It has been over a year since the much-discussed $400,000 vandalism incident took place at the Treetops Resort in Gaylord, Michigan. A total of seven people have since faced charges, a fraternity has been disbanded, and people all across the nation have weighed in with their opinions on both the positive and negative aspects of Greek life, as a result. But it appears that this particular chapter in fraternity notoriety is coming to an end.
According to the Otsego County Prosecutor’s Office, they do not intend to pursue the matter any further. Many people have expressed shock at the fact that only seven people faced charges in connection with the incident when the damage was so very extensive. But as Otsego County prosecutor Mike Rola has pointed out, while others may have participated, “knowing it and proving it are two different matters.”
The incident took place in January of 2015. More than 100 Sigma Alpha Mu (SAM) Fraternity members from the University of Michigan, along with members of the Sigma Delta Tau sorority, stayed overnight at the Treetops Resort in northern Michigan. In a wild party that staff claims when on well into the early morning hours, substantial damage was done to the fraternity’s 40 rented rooms.
There were smashed cabinets, ceiling tiles torn down, shattered furniture, urine soaked carpets and broken windows. The damage was extensive. In total, the Treetops Resort estimated the damages and resulting lost revenue at over $400,000. This led to criminal charges and even a civil suit against several of the SAM members.
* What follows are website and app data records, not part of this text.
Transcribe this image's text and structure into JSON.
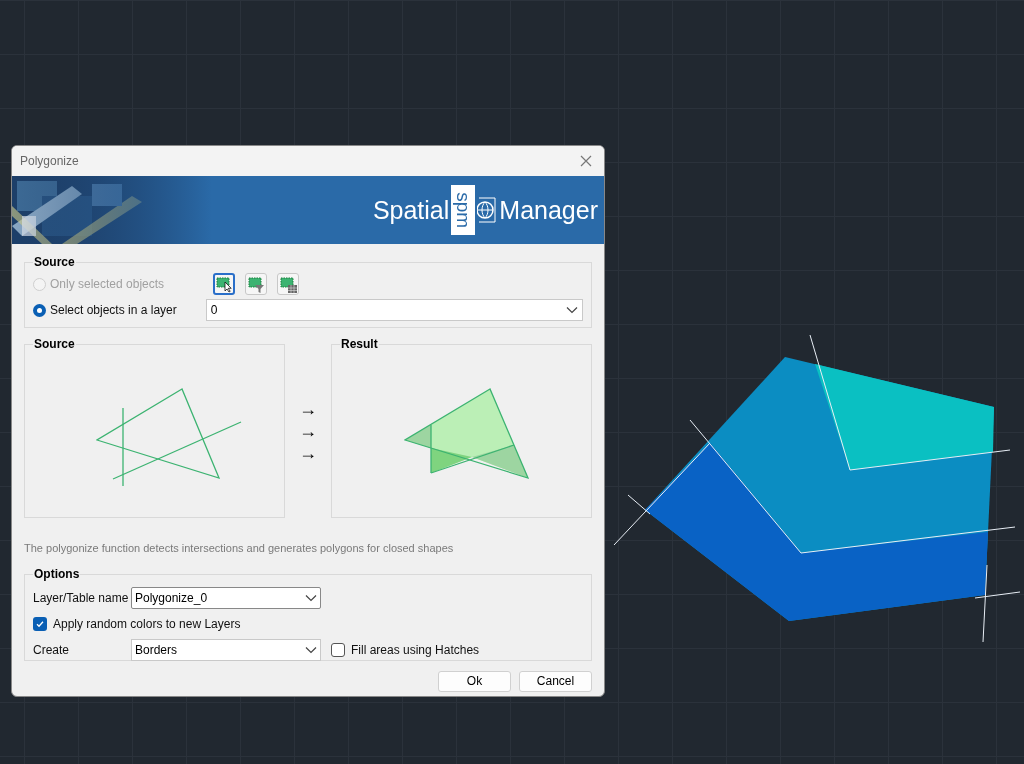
{
  "dialog": {
    "title": "Polygonize",
    "banner": {
      "logo_left": "Spatial",
      "logo_mark": "spm",
      "logo_right": "Manager"
    }
  },
  "source": {
    "title": "Source",
    "options": [
      {
        "label": "Only selected objects",
        "selected": false,
        "disabled": true
      },
      {
        "label": "Select objects in a layer",
        "selected": true,
        "disabled": false
      }
    ],
    "tools": [
      {
        "kind": "pick",
        "selected": true
      },
      {
        "kind": "filter",
        "selected": false
      },
      {
        "kind": "table",
        "selected": false
      }
    ],
    "layer": {
      "value": "0"
    }
  },
  "preview": {
    "source_title": "Source",
    "result_title": "Result",
    "arrows": [
      "→",
      "→",
      "→"
    ]
  },
  "description": "The polygonize function detects intersections and generates polygons for closed shapes",
  "options": {
    "title": "Options",
    "layer_name_label": "Layer/Table name",
    "layer_name": "Polygonize_0",
    "random_colors": {
      "label": "Apply random colors to new Layers",
      "checked": true
    },
    "create_label": "Create",
    "create": "Borders",
    "hatches": {
      "label": "Fill areas using Hatches",
      "checked": false
    }
  },
  "buttons": [
    "Ok",
    "Cancel"
  ]
}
Fraternity house has since closed down
The Wolverine chapter of Sigma Alpha Mu had the letters stripped from their campus house and the national organization cut ties with the chapter. Their fraternity house has since closed down. The reasons given for this very stern action were that the members chose to protect the identity of the vandals instead of taking responsibility for their actions.
The seven people who ended up facing charges included the fraternity’s former president and treasurer, Joshua Kaplan and Zachary Levin. Charges included furnishing alcohol to minors and malicious destruction of property. Those convicted were ordered by the court to perform community service, pay $5,000 each to Treetops Resort, and were placed on probation. But that isn’t likely to be the extent of it. These felony convictions are likely to plague those that were convicted for decades into the future. If new information comes to light in the future, the prosecutor’s office may consider revisiting the possibility of additional charges against others that were involved in this incident.